─── DATA FOR PROCESSING

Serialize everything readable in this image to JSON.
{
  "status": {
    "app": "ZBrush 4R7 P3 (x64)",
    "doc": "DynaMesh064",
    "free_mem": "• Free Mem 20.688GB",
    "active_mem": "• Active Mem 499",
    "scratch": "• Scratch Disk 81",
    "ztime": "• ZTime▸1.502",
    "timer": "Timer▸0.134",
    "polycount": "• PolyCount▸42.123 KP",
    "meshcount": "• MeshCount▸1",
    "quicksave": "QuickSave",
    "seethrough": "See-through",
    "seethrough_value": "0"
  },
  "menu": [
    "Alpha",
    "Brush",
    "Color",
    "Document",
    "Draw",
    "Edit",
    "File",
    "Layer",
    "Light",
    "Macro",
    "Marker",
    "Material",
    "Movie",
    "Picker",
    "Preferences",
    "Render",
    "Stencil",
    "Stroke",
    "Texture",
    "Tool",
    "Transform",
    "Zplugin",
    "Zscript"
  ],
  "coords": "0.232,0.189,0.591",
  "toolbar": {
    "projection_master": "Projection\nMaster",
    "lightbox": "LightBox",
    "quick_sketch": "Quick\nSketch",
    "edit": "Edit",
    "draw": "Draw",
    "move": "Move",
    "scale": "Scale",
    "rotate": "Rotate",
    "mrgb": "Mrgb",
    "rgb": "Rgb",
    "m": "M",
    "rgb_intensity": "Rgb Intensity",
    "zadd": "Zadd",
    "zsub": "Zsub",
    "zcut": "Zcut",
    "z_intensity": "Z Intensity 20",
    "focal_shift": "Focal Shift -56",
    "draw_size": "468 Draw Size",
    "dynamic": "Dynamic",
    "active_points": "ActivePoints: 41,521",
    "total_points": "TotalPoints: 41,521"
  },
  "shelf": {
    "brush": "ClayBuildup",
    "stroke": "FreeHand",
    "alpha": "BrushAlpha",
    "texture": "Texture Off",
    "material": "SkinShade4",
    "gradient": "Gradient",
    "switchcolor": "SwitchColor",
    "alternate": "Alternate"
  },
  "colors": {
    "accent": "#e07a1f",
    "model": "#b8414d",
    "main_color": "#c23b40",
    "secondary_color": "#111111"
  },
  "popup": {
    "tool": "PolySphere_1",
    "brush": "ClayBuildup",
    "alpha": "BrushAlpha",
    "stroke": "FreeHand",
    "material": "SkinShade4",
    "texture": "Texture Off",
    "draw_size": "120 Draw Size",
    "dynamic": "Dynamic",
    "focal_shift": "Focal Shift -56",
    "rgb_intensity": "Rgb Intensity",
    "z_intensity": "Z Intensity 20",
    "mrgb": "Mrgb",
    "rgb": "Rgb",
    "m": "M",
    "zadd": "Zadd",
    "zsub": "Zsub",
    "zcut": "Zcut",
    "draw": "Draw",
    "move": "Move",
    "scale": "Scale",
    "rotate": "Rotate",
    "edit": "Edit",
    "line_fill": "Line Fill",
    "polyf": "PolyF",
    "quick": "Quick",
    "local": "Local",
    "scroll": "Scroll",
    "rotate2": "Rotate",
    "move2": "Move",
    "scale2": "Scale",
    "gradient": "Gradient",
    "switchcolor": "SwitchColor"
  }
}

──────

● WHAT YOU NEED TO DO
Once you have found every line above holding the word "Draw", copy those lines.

● EXERCISE ANSWER
    "Draw",
    "draw": "Draw",
    "draw_size": "468 Draw Size",
    "draw_size": "120 Draw Size",
    "draw": "Draw",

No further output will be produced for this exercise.